The Korea Herald


[Daniel Fiedler] Lawyers as lawyers of no privilege

By Yu Kun-ha

Published : Feb. 28, 2012 - 10:36

    • Link copied

Recently three new lawyers in South Korea accepted positions with the South Korean government. While this by itself is not remarkable, what is remarkable is that these lawyers accepted positions at a lower entry level than any lawyer had previously accepted. These lawyers will enter at grade six on a scale that starts with grade nine and rises to grade one. 

Many lawyers were shocked by this as lawyers have always entered into government service at a minimum of grade five; a grade that practically guaranteed that they would rise to become top government officials during their career.

Also upsetting for current and prospective members of the bar was that these new lawyers would be subordinate to individuals who were not lawyers and who had “merely” passed a state civil service examination.

This latest blow to the prestige of South Korean lawyers comes on the heels of the expansion of the number of lawyers admitted yearly and the approval of both the European Union and the United States Free Trade Agreements which provide for opening up of the South Korean legal service industry.

However, while lawyers in South Korea may be ruing the loss of their status, the average South Korean citizen, resident or businessperson should be celebrating. South Korea’s lawyers are arguably the last of the "yangban" and the demise of their legal monopoly is another step towards South Korea’s solidification of its status as a fully democratized country on a par with its economic status.

This step began over 10 years ago when the South Korean bar exam was expanded to allow 1,000 successful entrants. The process took a major leap forward with the establishment of the post-graduate law school system over three years ago. Thus in April of this year 1,500 of the first graduates from these law schools will be admitted to the practice of law in South Korea.

Comparing this current number of entrants to the mid-1990s when the number of entrants was limited to 300 or looking back to the 1960s and 1970s when the number of successful bar examinees was often in the single digits, or, as in one year, was only one, shows the dramatic increase in the number of lawyers in South Korea.

Despite the large increase in the number of new lawyers the number appointed by the South Korean Supreme Court or Supreme Prosecutor’s Office as a new judge or prosecutor remains in the low hundreds.
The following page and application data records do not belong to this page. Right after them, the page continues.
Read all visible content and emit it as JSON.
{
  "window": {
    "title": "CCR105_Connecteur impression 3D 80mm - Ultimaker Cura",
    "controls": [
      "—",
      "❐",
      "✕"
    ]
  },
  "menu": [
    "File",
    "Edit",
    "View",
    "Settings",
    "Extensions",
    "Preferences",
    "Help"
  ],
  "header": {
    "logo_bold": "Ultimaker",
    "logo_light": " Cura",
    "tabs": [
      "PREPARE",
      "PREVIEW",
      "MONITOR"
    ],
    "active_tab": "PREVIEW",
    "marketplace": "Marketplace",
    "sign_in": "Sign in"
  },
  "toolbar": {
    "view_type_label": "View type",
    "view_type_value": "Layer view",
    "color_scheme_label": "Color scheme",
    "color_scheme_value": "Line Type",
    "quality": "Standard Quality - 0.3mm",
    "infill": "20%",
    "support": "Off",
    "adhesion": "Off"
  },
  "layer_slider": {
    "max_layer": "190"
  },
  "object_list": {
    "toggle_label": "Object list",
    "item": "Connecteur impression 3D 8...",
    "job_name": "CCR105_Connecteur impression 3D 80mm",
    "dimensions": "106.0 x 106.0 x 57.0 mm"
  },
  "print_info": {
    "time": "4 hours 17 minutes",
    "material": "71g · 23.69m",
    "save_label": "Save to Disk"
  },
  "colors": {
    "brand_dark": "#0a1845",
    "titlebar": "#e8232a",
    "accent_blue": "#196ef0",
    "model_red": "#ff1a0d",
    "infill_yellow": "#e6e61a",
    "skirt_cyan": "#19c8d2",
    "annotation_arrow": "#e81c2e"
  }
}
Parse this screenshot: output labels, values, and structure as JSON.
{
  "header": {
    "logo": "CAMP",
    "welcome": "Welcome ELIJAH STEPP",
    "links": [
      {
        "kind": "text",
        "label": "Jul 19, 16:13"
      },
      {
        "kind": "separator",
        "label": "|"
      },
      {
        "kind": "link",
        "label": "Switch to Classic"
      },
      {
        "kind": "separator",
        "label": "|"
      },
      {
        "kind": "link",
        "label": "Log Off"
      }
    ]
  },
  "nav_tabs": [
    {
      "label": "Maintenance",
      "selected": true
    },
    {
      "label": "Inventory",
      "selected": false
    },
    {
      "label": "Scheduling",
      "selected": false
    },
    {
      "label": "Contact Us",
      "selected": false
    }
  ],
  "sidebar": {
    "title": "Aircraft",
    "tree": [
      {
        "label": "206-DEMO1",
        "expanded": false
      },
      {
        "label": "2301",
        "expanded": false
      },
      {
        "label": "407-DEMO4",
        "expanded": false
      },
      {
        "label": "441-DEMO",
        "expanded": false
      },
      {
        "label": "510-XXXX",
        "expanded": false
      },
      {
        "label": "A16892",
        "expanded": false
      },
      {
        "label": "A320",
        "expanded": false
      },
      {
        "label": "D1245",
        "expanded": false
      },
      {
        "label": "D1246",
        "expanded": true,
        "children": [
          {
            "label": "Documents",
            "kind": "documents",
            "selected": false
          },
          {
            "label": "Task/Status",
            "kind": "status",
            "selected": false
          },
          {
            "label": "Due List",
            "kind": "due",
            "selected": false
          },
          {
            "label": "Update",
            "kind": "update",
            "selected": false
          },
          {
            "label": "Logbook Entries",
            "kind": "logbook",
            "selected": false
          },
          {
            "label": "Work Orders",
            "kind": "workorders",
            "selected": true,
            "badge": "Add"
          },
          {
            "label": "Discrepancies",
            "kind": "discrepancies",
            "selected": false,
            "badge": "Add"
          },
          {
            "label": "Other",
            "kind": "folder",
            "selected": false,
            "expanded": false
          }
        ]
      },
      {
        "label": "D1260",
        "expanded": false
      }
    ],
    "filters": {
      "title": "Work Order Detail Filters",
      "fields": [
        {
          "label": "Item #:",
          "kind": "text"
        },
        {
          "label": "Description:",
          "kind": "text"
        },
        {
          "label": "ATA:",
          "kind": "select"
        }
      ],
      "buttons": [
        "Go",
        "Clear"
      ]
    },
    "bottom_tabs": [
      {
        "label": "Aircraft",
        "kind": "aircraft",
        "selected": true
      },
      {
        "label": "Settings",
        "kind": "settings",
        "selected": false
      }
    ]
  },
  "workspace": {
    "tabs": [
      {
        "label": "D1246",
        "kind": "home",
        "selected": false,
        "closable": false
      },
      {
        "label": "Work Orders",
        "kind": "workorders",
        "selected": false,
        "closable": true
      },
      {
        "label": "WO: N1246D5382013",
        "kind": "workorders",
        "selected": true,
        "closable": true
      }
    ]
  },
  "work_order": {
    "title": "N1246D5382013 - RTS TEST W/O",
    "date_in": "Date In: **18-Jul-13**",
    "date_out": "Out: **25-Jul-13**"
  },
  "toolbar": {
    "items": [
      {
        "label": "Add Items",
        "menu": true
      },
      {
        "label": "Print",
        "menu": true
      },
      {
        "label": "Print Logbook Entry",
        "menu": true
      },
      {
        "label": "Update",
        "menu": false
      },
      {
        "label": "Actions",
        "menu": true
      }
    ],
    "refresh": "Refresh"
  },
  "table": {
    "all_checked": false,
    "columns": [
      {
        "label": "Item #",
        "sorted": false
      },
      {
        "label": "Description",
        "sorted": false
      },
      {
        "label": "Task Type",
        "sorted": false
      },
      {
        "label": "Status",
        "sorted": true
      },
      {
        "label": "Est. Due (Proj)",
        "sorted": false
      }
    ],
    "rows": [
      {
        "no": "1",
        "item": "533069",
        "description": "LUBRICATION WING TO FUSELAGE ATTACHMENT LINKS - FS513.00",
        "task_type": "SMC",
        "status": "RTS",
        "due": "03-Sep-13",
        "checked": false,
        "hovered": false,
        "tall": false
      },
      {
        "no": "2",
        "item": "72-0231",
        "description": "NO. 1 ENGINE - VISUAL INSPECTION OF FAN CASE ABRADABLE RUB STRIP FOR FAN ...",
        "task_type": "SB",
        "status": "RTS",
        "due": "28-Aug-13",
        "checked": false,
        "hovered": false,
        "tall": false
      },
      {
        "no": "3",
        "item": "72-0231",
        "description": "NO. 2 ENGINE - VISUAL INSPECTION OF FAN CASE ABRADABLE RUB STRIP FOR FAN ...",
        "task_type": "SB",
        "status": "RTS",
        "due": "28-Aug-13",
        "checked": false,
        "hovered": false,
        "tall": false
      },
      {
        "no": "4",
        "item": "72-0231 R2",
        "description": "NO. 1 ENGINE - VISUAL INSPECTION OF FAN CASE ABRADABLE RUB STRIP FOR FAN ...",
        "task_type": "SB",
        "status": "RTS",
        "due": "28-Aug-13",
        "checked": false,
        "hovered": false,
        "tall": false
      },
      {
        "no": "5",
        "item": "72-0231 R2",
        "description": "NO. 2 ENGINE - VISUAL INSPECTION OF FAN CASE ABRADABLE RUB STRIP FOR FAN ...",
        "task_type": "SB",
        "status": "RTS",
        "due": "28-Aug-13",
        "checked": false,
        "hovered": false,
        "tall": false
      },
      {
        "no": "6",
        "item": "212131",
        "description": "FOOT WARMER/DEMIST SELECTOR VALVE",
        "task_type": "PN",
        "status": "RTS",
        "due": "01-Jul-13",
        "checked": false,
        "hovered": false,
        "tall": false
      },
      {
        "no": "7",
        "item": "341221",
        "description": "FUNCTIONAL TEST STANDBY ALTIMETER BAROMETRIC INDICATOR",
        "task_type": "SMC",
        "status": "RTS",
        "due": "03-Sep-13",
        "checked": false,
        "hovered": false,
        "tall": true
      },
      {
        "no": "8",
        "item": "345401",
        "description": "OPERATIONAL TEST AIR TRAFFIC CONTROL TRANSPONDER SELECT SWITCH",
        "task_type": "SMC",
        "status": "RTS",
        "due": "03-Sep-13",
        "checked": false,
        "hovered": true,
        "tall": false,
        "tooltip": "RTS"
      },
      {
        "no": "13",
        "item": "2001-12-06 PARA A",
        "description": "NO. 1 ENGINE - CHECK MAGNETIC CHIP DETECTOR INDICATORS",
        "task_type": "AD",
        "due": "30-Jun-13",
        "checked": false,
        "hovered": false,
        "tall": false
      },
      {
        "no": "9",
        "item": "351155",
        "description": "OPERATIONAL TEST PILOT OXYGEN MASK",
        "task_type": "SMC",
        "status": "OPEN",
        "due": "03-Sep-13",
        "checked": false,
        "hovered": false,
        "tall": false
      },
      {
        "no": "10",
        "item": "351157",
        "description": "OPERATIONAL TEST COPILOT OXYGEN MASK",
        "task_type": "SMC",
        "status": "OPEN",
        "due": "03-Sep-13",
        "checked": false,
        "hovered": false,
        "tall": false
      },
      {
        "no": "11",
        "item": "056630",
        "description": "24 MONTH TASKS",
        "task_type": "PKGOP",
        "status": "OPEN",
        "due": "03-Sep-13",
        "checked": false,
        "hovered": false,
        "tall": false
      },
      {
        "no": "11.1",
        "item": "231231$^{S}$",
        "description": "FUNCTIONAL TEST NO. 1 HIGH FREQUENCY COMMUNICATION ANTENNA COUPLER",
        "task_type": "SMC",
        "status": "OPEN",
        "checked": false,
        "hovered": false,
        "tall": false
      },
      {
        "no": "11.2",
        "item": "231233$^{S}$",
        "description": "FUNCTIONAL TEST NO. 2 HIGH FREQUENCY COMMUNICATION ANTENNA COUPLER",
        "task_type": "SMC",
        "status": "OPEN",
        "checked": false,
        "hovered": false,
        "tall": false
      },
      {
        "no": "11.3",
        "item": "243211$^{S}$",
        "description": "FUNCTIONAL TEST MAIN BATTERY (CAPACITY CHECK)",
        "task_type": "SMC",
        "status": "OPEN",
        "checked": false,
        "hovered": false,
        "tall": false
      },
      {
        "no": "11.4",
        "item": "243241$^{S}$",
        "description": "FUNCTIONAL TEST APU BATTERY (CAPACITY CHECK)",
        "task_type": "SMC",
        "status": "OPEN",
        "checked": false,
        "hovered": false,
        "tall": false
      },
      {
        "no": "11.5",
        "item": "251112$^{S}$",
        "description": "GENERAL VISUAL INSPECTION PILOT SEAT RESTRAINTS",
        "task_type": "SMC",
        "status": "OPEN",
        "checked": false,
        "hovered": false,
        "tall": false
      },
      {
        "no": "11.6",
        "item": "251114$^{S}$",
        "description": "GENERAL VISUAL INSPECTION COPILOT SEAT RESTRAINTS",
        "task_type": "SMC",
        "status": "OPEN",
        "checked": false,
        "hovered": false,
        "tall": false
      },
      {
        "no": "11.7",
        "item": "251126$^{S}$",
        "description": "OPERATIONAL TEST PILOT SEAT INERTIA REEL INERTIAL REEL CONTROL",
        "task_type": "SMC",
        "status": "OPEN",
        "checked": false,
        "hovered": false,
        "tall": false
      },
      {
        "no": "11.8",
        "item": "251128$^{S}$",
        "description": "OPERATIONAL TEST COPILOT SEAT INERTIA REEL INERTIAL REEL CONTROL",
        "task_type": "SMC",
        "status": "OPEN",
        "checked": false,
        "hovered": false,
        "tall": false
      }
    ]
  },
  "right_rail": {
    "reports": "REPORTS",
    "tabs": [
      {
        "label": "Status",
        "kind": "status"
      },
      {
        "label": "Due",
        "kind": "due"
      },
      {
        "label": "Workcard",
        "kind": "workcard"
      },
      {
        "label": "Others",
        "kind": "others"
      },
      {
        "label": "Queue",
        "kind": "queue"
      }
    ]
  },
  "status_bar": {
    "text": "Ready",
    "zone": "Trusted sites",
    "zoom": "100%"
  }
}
Before the expansion of the number of lawyers and well before the introduction of the new law schools, an individual who successfully passed the bar exam was guaranteed a position as a judge or prosecutor.

At that time the term ‘bar exam’ was a misnomer -- the exam was closer to the mandarin examinations of the Chinese dynasties than to the bar exam system used in Western democracies.

Thus 20 or 30 years ago passing the Korean bar exam guaranteed one a lifetime of prestige in government service which, for those who did not marry into a chaebol family, was followed by an absurdly lucrative private practice reaping immense monopoly profits from common people by dint of the connections to one’s former colleagues.

Thus the increase in the number of entrants to the bar will force the majority of new lawyers to enter the market directly as lawyers. Since these new lawyers will be unable to compete with older established lawyers with “connections” to the judiciary, they will be forced to expand the range of legal services they offer and will have to cater to the demands of their clients.

The three lawyers who took a lower grade position in the government are just the tip of the iceberg. In another 10 years a majority of lawyers will not have been former judges or prosecutors; they will have spent years specializing in a particular area of law and will have become legal experts by dint of hard work and diligence.

Therefore the graduates of the new law schools who will soon become new lawyers must lower their expectations of what entry to the bar means for their lives. Instead of studying for years for success on one exam they will be learn that they must prove every single day of their careers that they deserve to succeed. Those who fail to perform adequately will find that even admission to the South Korean bar will neither guarantee a lifetime of ease, nor should it.

And the average South Korean citizen and those of us who reside or do business in South Korea will soon be able to hire lawyers who will focus on the needs of their clients, who will work hard every day to meet those needs, and who will be sufficiently specialized and experienced to meet those needs.

By Daniel Fiedler

Daniel Fiedler is a professor of law at Wonkwang University. He also holds an honorary position as the lawyer representative for international marriages in Namwon. -- Ed.